The Real Reason I'm Writing Today
Last week my old friends, Ami and Jackie, who started out as work colleagues nearly 18 years ago, but became so much more than that over time, came down to Austin from Dallas for a work visit and squeezed me in for dinner.
They asked me why I don’t email anymore, and I told them it’s because I don’t want to bug people, to which Jackie responded, “Would you rather be forgotten? If people don’t want to read your emails, they can hit the delete button.”
The thought of being forgotten is what got me.
My bio for guest posts around the internet and in my blog’s business plan say that the purpose of my blog is to share a humorous perspective on all the crap we (humans) deal with in life; to give women someone they can relate to amongst all the “perfect” wives and moms and women in general all around us.
But the truth is, that’s only part of the reason I write.
The funny stories, the attempts at making you feel like, “Oh thank God it’s not just me,”... that’s all just a cover.
A sham. A hoax.
A booby trap to get you to read my words and share them with your friends.
The stories I write are true, don’t get me wrong.
But the reasons I share them - that’s what I’m not necessarily honest about.
I remember sitting in my front yard as a kid, writing poetry* and thinking how maybe I’d dig that notebook out of the bottom of a drawer when I was old - like 30 - which was ca-razy to think I'd ever be that old because 30 seemed so far away from me that day.
Now in my late 40’s, time’s speeding up and one of the things I always think about is, “what if I’ve passed the halfway mark?” and the thought of getting hit by a bus tomorrow and that being it - finished - kaput - that’s all she wrote (literally) - is such a let-down.
I don’t want that to be all I have here.
I’ve said it before, and you know it well: I don’t have anything earth shattering to share. I’m not changing lives with my blog or with anything I write, for that matter.
But I want people after me to know I was here.
I want to leave a mark.
Every book, article, or post ever written - no matter what the topic - is infused with pieces of its author. You can go to the library and pull out books written decades before you were born, and see their words long after the author is dead and buried.
Is it totally narcissistic to envision someone a hundred years from now reading something I’ve written that makes them laugh or nod their head in understanding?
Writing is like my own version of cryonics.
It’s not that I want to live forever.
I just want to have meaning to someone. Enough meaning that it lasts after my candle is snuffed out.
I want my kids to share my stories with their kids and their kids, like I do about my great-grandparents and the summers I spent with them on their farm, or about my Nana, whose story isn’t just a skeleton in our family’s closet, but also an important narrative of life for World War 2-era women just like her.
She was secretive about her life. She had a different persona for her different circles of friends and even different circles of family.

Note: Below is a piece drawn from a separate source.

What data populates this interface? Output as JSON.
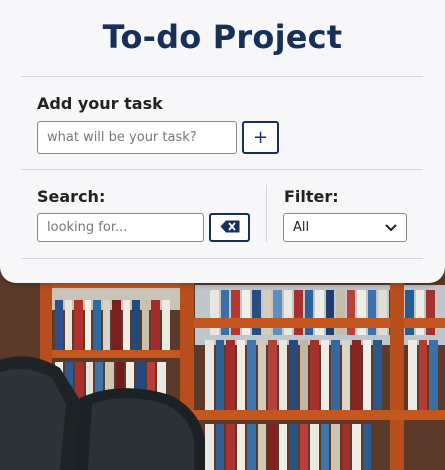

She died with truths no one will ever know.
This is the year I will write her story the best I know how. I’ll have to improvise parts of it, but my goal is to do her justice, and to do right by all the others impacted by the choices she made in her life.

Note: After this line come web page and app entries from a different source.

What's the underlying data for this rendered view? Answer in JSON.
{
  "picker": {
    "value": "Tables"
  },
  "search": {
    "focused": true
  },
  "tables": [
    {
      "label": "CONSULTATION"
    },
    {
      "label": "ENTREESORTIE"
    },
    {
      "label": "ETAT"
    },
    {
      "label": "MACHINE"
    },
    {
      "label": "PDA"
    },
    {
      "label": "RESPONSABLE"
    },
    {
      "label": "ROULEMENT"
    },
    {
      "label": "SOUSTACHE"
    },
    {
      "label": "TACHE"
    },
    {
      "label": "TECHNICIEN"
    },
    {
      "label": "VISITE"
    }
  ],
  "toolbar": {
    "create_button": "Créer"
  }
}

Meanwhile, I’ll continue to blog at least weekly, because I want to tell my own stories - I don’t want someone else to tell them, because nobody else can get them just right. Nobody else can tell them the way I can.
I want to make sure they’re injected with all the crazy that’s rightfully mine.
*I was a weird kid. I always pictured myself as a character in a soap opera or a daytime drama - like a Lifetime movie, if Lifetime were a thing back then, but this was about 20 years before its time. I'd sit under the tree in my front yard with my legs pulled up to my chest, gazing out into nothingness until the words would come to me, then I would write poetry - usually about lost love or lost hope or death. I've always joked that I had a flair for drama as a kid, but the truth is - since we're baring our souls here - I was a weirdo.